**Input:**

---*---

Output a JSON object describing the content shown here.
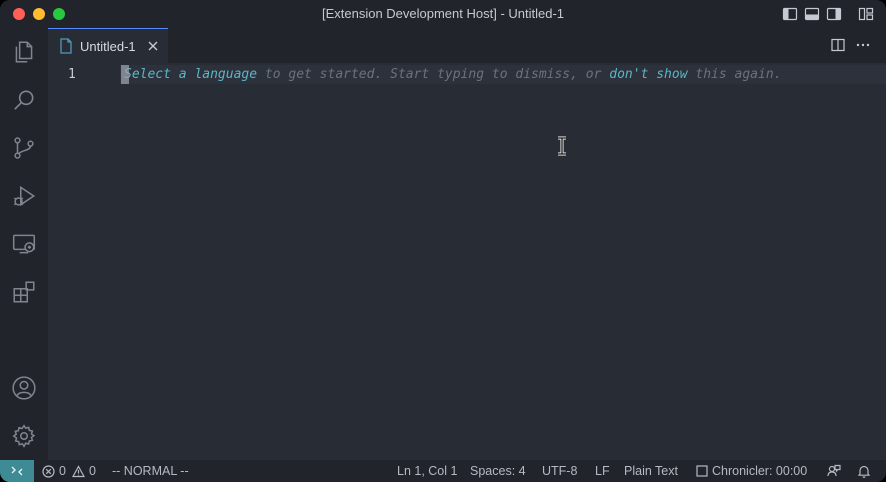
{
  "window": {
    "title": "[Extension Development Host] - Untitled-1"
  },
  "titlebar_icons": [
    "toggle-primary-sidebar-icon",
    "toggle-panel-icon",
    "toggle-secondary-sidebar-icon",
    "customize-layout-icon"
  ],
  "activity_bar": [
    "explorer-icon",
    "search-icon",
    "source-control-icon",
    "run-and-debug-icon",
    "remote-explorer-icon",
    "extensions-icon",
    "accounts-icon",
    "manage-gear-icon"
  ],
  "tab": {
    "label": "Untitled-1"
  },
  "editor_actions": [
    "split-editor-icon",
    "more-actions-icon"
  ],
  "editor": {
    "line_number": "1",
    "hint": {
      "link1": "Select a language",
      "text1": " to get started. Start typing to dismiss, or ",
      "link2": "don't show",
      "text2": " this again."
    }
  },
  "status_bar": {
    "errors": "0",
    "warnings": "0",
    "mode": "-- NORMAL --",
    "position": "Ln 1, Col 1",
    "spaces": "Spaces: 4",
    "encoding": "UTF-8",
    "eol": "LF",
    "language": "Plain Text",
    "chronicler": "Chronicler: 00:00"
  },
  "colors": {
    "remote_indicator": "#3e8a95",
    "tab_accent": "#528bff",
    "hint_link": "#5cb6c4"
  }
}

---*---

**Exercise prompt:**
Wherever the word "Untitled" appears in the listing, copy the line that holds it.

**Answer to this task:**
    "title": "[Extension Development Host] - Untitled-1"
    "label": "Untitled-1"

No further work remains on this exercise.